A variant of a highly damaging espionage malware has returned, one which attacked governments and other enterprises around the globe early last year.
Named MiniDuke, the malware previously operated through a vulnerability in Adobe Reader. Now, attackers have redeployed the advanced virus as an attachment. Used under the names CosmicDuke and TinyBaron, the malware is now being spread, according to SCMagazine, via spearfishing and imposter applications.
These applications can be across a range of services, with Google and Adobe likely to be targets. It's able to trick users by veiling file size, information and even icons.
In addition to new functionality and a new name, another set of victims is being targeted this time around. Kurt Baumgartner, a principal security researcher with Kaspersky Lab, shed light on the possible victims when speaking to SCMagazine.
"Some are clustered around controlled and illegal substances, and others are clustered around telecoms, government, military, and energy [sectors]," Baumgartner said.
The malware was found by Kaspersky and CrySys Lab to have struck 59 victims across 23 countries since inception in 2012. Government offices were a large target, with Belgium, Romania and Ireland all being hit.
Reports from Romanian anti-virus firm Bitdefender discovered that it could have been in use as far back as 2011.
There's no doubt that businesses need to be aware of the dangers malware poses, and put appropriate security audit processes in place to locate possible malicious files on staff computers.
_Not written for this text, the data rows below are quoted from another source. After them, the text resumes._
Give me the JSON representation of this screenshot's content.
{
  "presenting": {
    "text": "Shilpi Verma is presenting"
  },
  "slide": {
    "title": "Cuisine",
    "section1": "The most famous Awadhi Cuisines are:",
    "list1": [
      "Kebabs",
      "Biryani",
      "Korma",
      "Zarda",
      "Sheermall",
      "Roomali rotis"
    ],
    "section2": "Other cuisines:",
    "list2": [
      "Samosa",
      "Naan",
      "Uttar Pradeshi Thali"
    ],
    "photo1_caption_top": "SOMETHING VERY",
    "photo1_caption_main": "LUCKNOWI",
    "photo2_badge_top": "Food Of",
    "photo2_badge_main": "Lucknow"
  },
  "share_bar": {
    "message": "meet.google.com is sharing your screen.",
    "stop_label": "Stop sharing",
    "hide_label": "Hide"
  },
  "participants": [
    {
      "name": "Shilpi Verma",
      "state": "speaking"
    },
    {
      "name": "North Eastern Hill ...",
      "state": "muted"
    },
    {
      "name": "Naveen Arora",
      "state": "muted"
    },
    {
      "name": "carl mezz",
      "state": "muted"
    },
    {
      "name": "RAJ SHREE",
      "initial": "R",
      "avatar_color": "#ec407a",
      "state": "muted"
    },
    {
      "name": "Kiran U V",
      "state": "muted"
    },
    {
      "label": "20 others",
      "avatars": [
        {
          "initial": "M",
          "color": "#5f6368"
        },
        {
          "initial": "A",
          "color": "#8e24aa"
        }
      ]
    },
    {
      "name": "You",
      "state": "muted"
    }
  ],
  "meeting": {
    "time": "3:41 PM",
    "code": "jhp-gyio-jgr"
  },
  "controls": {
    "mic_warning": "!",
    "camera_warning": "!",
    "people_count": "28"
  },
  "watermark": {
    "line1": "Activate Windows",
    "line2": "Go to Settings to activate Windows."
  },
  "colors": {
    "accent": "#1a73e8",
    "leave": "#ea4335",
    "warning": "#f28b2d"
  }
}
Malware is a constant threat to both businesses and government around the globe, disrupting and damaging computer operations. Often disguised as harmless software, the effects are highly damaging and every possible measure needs to be taken to ensure security.
Neglecting to do so can be highly damaging, and lead to significant security compromises.